Preservation of cadavers, was a science that would not exist until the 1860's, when the sheer number of men killed during the American Civil War prompted the development of what came to be known as "embalming science."  Until then...the bodies went into barrels of spirits. 

Nelson was placed in a barrel of brandy.  The barrel was lashed to a mast and guarded by the ship's marines until the ship arrived in Gibraltar.  There, the barrel was drained of the brandy and refilled with wine.  The barrel was opened in England and the admiral's body was placed in a lead casket, which was placed inside a wood casket made from the mast of the French flagship L'Orient, then buried in St. Paul's inside a sarcophagus originally carved for Cardinal Wolsey. 

But those are just the facts--here is the legend:  during the voyage home, sailors drained the brandy and consumed it.  When the cask arrived in London, the brandy was found to be considerably less than full.  To this day, brandy is sometimes referred to as "Nelson's blood" and to the men in the British Navy, the phrase "tapping the admiral" means to obtain an alcoholic drink by theft.

Actually, history is full of such legends.  There is an Arab story from the 13th century in which treasure hunters found a sealed jar of honey in a tomb under the Egyptian pyramids.  After enjoying a leisurely meal from bread dipped into the honey, naturally, at the bottom of the jar, they discover the preserved body of a child.

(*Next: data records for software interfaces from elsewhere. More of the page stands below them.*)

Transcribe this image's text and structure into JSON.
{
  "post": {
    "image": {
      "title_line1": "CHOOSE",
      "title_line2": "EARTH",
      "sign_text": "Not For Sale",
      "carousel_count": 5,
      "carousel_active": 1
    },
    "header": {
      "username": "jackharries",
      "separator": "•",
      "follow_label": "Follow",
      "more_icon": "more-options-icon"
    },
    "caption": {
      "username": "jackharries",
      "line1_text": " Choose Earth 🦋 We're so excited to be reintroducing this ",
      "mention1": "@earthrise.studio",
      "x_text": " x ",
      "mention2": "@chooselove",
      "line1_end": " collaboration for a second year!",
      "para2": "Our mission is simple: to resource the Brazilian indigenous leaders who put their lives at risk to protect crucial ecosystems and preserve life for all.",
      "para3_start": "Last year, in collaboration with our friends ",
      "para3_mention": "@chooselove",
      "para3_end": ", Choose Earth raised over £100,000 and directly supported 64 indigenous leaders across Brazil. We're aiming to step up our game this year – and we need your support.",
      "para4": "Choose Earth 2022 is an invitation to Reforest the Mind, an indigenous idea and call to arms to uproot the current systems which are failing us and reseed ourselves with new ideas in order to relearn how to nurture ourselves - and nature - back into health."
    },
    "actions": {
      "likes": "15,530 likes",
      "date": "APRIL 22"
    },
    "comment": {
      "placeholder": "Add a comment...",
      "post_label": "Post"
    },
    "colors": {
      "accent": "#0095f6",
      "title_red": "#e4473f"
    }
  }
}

I'm not going to tell my students any of these other stories, I still have hopes they will remember a little of the real lectures.